In the realm of classic television, Ward is best known as Robin, the Boy Wonder a.k.a., Dick Grayson, ward (“Holy irony!”) to Bruce Wayne, a.k.a. Batman, played by Adam West (who passed away in 2017) on the Batman TV series which originally aired on ABC, twice a week, from 1966 to 1968.
Today, more than 50 years after the show’s debut, the heroic-based Batman is more popular than ever, as is the heroically-human Ward.
Down-to-earth, bright, energetic, and unassuming, Ward continues to utilize his public persona to make a positive impact in the real world, just as did Robin on Batman.
In addition to keeping his Robin persona active in the public eye, Ward, and his wife Tracy, own and operate Gentle Giants Dogfood and Products, a company dedicated to the healthy meals and living for man?—?and woman’s?—?best friends, and saving the lives of those said canines, and as many beloved animals of every species as possible.
“When you’re involved with saving lives,” Ward said, “…sometimes, it’s a life and death situation,” and time is of the essence. “We’re known for rescuing dogs, but we’ve also rescued cats, horses, pigs, goat, sheep. And when you do that (save lives), and you give more of yourself. We actually get more pleasure of doing things for others, than doing for ourselves….”
Herbie J Pilato is the Founder and Executive Director of The Classic TV Preservation Society and author of several classic TV companion books. He has been part of TVWriter™ for 20 years and is Contributing Editor Emeritus. Learn more about Herbie J HERE.
The mission of the Writers Guild Foundation’s Veterans Writing Project is to identify emerging writers from United States military backgrounds and provide them with the tools and insights to nurture their passion for writing and successfully navigate the entertainment industry.
We do this in two phases over a yearlong program: A weekend-long retreat, and monthly follow-up workshops and special events. Each military veteran is paired with WGA members. Our writer-mentors represent some of the most beloved movies and television series of the past and present, and are committed to guiding the voices of the future.
ABOUT THE PROGRAM
When is it?
The program’s kickoff event – the weekend retreat – takes place in spring 2019. Ongoing mentorship workshops and networking events will continue each month through spring 2020 on weekday evenings.
Where is it?
All sessions take place at the WGF’s Shavelson-Webb Library in Los Angeles, CA.
How much does it cost?
The program is free. NOTE: those from outside the Los Angeles area are expected to cover their own transportation and lodging costs.
Am I eligible?
We encourage U.S. military veterans and military service members who are interested in the craft and business of screenwriting and storytelling to apply. Applicants must be 21+ years old and a U.S. citizen or permanent resident.
Should applicants have writing experience?

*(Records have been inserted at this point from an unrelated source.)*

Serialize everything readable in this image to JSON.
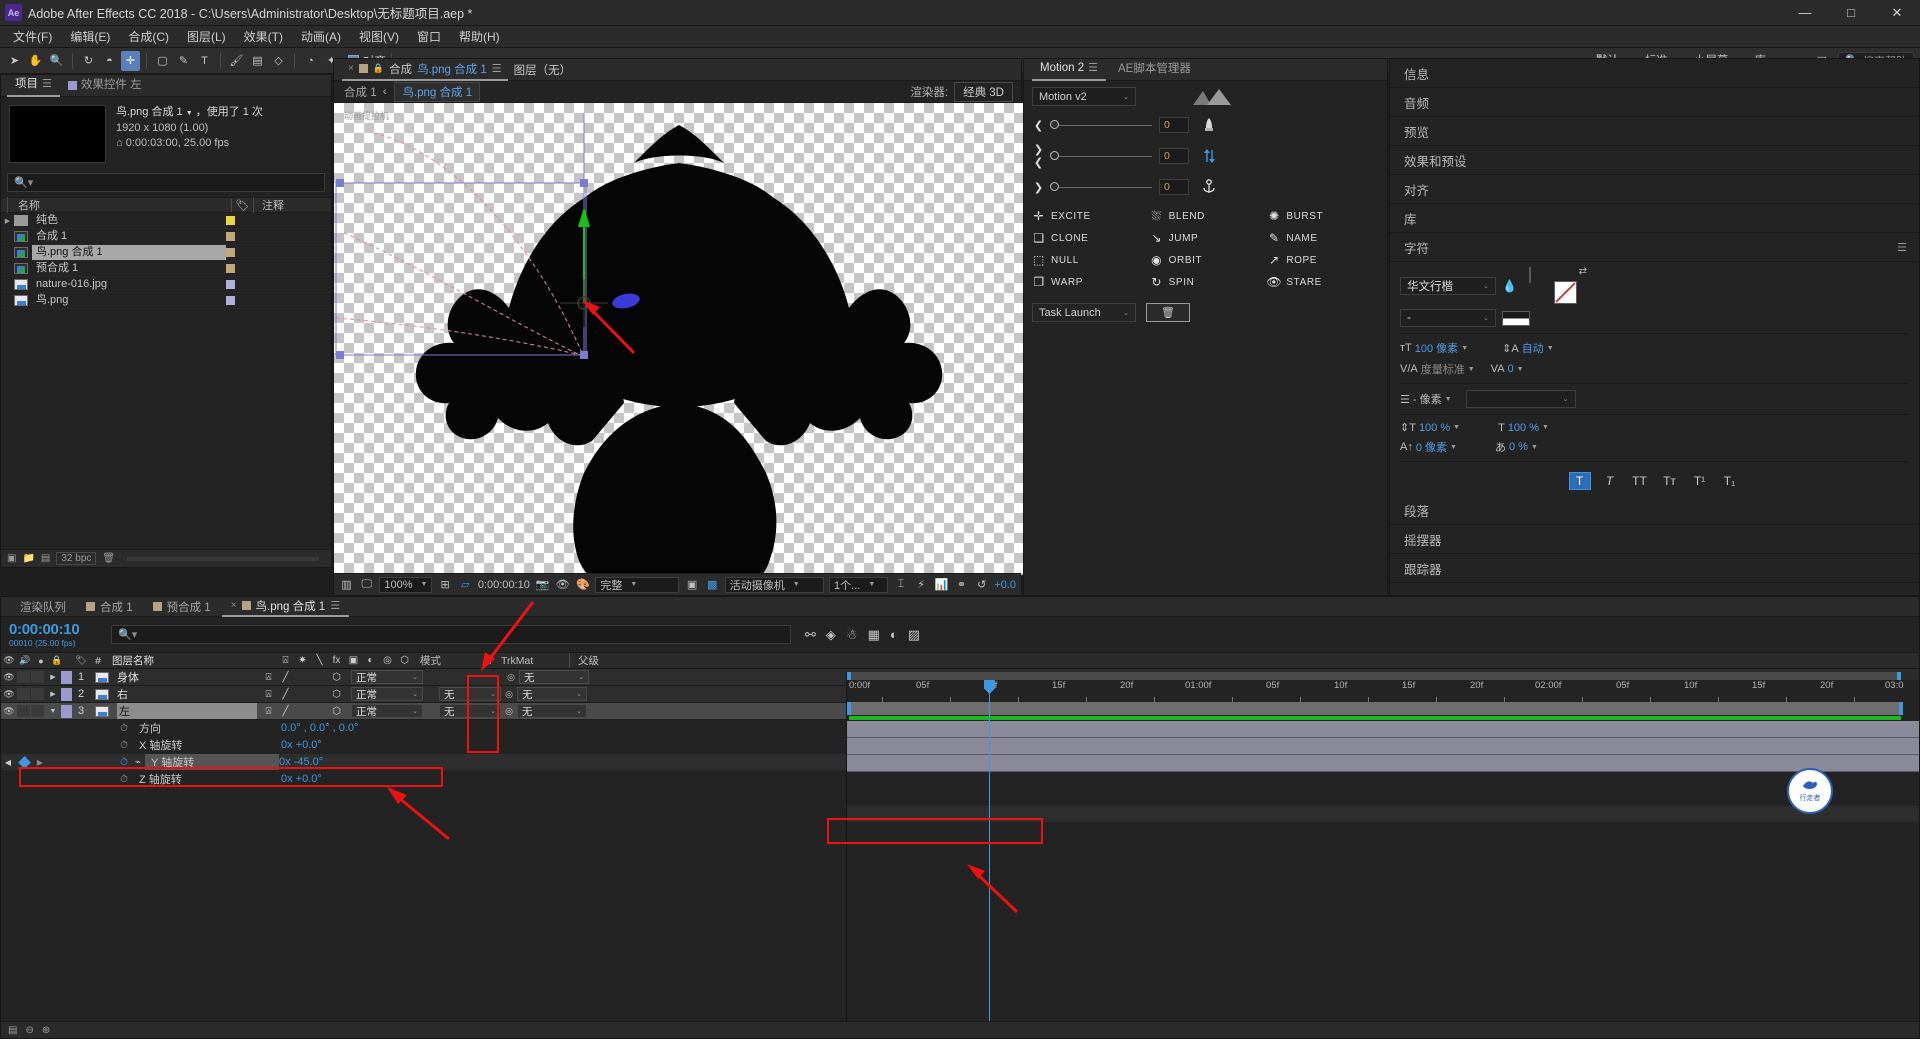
{
  "titlebar": {
    "logo": "Ae",
    "title": "Adobe After Effects CC 2018 - C:\\Users\\Administrator\\Desktop\\无标题项目.aep *",
    "minimize": "—",
    "maximize": "□",
    "close": "✕"
  },
  "menubar": {
    "items": [
      "文件(F)",
      "编辑(E)",
      "合成(C)",
      "图层(L)",
      "效果(T)",
      "动画(A)",
      "视图(V)",
      "窗口",
      "帮助(H)"
    ]
  },
  "toolbar": {
    "snap_label": "对齐",
    "workspaces": [
      "默认",
      "标准",
      "小屏幕",
      "库"
    ],
    "workspace_more": "»",
    "search_placeholder": "搜索帮助",
    "search_icon": "search-icon"
  },
  "project": {
    "tabs": [
      {
        "label": "项目",
        "active": true
      },
      {
        "label": "效果控件 左",
        "active": false
      }
    ],
    "info": {
      "name": "鸟.png 合成 1",
      "usage": "，使用了 1 次",
      "dimensions": "1920 x 1080 (1.00)",
      "duration": "0:00:03:00, 25.00 fps"
    },
    "search_placeholder": "",
    "columns": [
      "名称",
      "注释"
    ],
    "items": [
      {
        "name": "纯色",
        "type": "folder",
        "color": "#e8d64a",
        "expandable": true,
        "selected": false
      },
      {
        "name": "合成 1",
        "type": "comp",
        "color": "#c0a878",
        "expandable": false,
        "selected": false
      },
      {
        "name": "鸟.png 合成 1",
        "type": "comp",
        "color": "#c0a878",
        "expandable": false,
        "selected": true
      },
      {
        "name": "预合成 1",
        "type": "comp",
        "color": "#c0a878",
        "expandable": false,
        "selected": false
      },
      {
        "name": "nature-016.jpg",
        "type": "image",
        "color": "#b0b0d8",
        "expandable": false,
        "selected": false
      },
      {
        "name": "鸟.png",
        "type": "image",
        "color": "#b0b0d8",
        "expandable": false,
        "selected": false
      }
    ],
    "footer": {
      "bpc": "32 bpc"
    }
  },
  "composition": {
    "tabs": [
      {
        "prefix": "合成",
        "name": "鸟.png 合成 1",
        "active": true
      },
      {
        "prefix": "",
        "name": "图层（无）",
        "active": false
      }
    ],
    "breadcrumb_root": "合成 1",
    "breadcrumb_sep": "‹",
    "breadcrumb_current": "鸟.png 合成 1",
    "renderer_label": "渲染器:",
    "renderer_value": "经典 3D",
    "overlay_text": "动画提拉机",
    "bottom": {
      "zoom": "100%",
      "time": "0:00:00:10",
      "quality": "完整",
      "camera": "活动摄像机",
      "views": "1个...",
      "exposure": "+0.0"
    }
  },
  "motion": {
    "tabs": [
      {
        "label": "Motion 2",
        "active": true
      },
      {
        "label": "AE脚本管理器",
        "active": false
      }
    ],
    "preset": "Motion v2",
    "sliders": [
      {
        "icon": "chevron-left-icon",
        "value": "0"
      },
      {
        "icon": "collapse-horizontal-icon",
        "value": "0"
      },
      {
        "icon": "chevron-right-icon",
        "value": "0"
      }
    ],
    "side_icons": [
      "rocket-icon",
      "vertical-arrows-icon",
      "anchor-icon"
    ],
    "buttons": [
      {
        "label": "EXCITE",
        "icon": "plus-icon"
      },
      {
        "label": "BLEND",
        "icon": "blend-icon"
      },
      {
        "label": "BURST",
        "icon": "burst-icon"
      },
      {
        "label": "CLONE",
        "icon": "clone-icon"
      },
      {
        "label": "JUMP",
        "icon": "jump-icon"
      },
      {
        "label": "NAME",
        "icon": "pencil-icon"
      },
      {
        "label": "NULL",
        "icon": "null-icon"
      },
      {
        "label": "ORBIT",
        "icon": "orbit-icon"
      },
      {
        "label": "ROPE",
        "icon": "rope-icon"
      },
      {
        "label": "WARP",
        "icon": "warp-icon"
      },
      {
        "label": "SPIN",
        "icon": "spin-icon"
      },
      {
        "label": "STARE",
        "icon": "eye-icon"
      }
    ],
    "task_launch": "Task Launch",
    "trash_icon": "trash-icon"
  },
  "right_stack": {
    "sections": [
      "信息",
      "音频",
      "预览",
      "效果和预设",
      "对齐",
      "库"
    ],
    "character": {
      "title": "字符",
      "font_family": "华文行楷",
      "font_style": "-",
      "font_size": "100 像素",
      "leading": "自动",
      "kerning_label": "度量标准",
      "tracking": "0",
      "stroke_width": "- 像素",
      "stroke_style": "",
      "vertical_scale": "100 %",
      "horizontal_scale": "100 %",
      "baseline_shift": "0 像素",
      "tsume": "0 %",
      "style_buttons": [
        "T",
        "T",
        "TT",
        "Tт",
        "T¹",
        "T₁"
      ]
    },
    "bottom_sections": [
      "段落",
      "摇摆器",
      "跟踪器"
    ]
  },
  "timeline": {
    "tabs": [
      {
        "label": "渲染队列",
        "active": false,
        "tag": false
      },
      {
        "label": "合成 1",
        "active": false,
        "tag": true
      },
      {
        "label": "预合成 1",
        "active": false,
        "tag": true
      },
      {
        "label": "鸟.png 合成 1",
        "active": true,
        "tag": true
      }
    ],
    "current_time": "0:00:00:10",
    "frame_info": "00010 (25.00 fps)",
    "search_placeholder": "",
    "columns": {
      "num": "#",
      "layer_name": "图层名称",
      "mode": "模式",
      "t": "T",
      "trkmat": "TrkMat",
      "parent": "父级"
    },
    "layers": [
      {
        "num": "1",
        "name": "身体",
        "mode": "正常",
        "trkmat": "",
        "parent": "无",
        "expanded": false,
        "selected": false
      },
      {
        "num": "2",
        "name": "右",
        "mode": "正常",
        "trkmat": "无",
        "parent": "无",
        "expanded": false,
        "selected": false
      },
      {
        "num": "3",
        "name": "左",
        "mode": "正常",
        "trkmat": "无",
        "parent": "无",
        "expanded": true,
        "selected": true
      }
    ],
    "properties": [
      {
        "name": "方向",
        "value": "0.0° , 0.0° , 0.0°",
        "keyed": false,
        "highlighted": false
      },
      {
        "name": "X 轴旋转",
        "value": "0x +0.0°",
        "keyed": false,
        "highlighted": false
      },
      {
        "name": "Y 轴旋转",
        "value": "0x -45.0°",
        "keyed": true,
        "highlighted": true
      },
      {
        "name": "Z 轴旋转",
        "value": "0x +0.0°",
        "keyed": false,
        "highlighted": false
      }
    ],
    "ruler_ticks": [
      "0:00f",
      "05f",
      "10f",
      "15f",
      "20f",
      "01:00f",
      "05f",
      "10f",
      "15f",
      "20f",
      "02:00f",
      "05f",
      "10f",
      "15f",
      "20f",
      "03:0"
    ],
    "badge_text": "行走者"
  }
}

Writing experience is not a requirement — what is most important is that applicants show a passion for the craft and business of writing and a commitment to completing 1 screenplay or TV pilot during the program.
How many vets does it serve?
About 50 veterans are accepted to the program per year.
How can I apply?
The application window to apply to the 2019-2020 Veterans Writing Project is now open. View the application here. Please read instructions carefully before submitting.
What is the deadline to apply?
The deadline to apply to the 2019-2020 Veterans Writing Project is Monday, February 25 at 11:59pm PST.
Will there be an interview?
WGF staff and/or selection committee members may reach out to select applicants for a phone or Skype interview.
I am a WGA member; how can I help?
If you are a WGA member and you are interested in mentoring, please contact Libbie at firstname.lastname@example.org. And please consider making a tax-deductible donation here.
I am not a WGA member or a veteran; how can I help?
Our volunteer needs are currently met, but you may email Libbie at email@example.com for more information on how to give your time to the Veterans Writing Project. And please consider making a tax-deductible donation here.
The application window to apply to the 2019-2020 Veterans Writing Project is now open!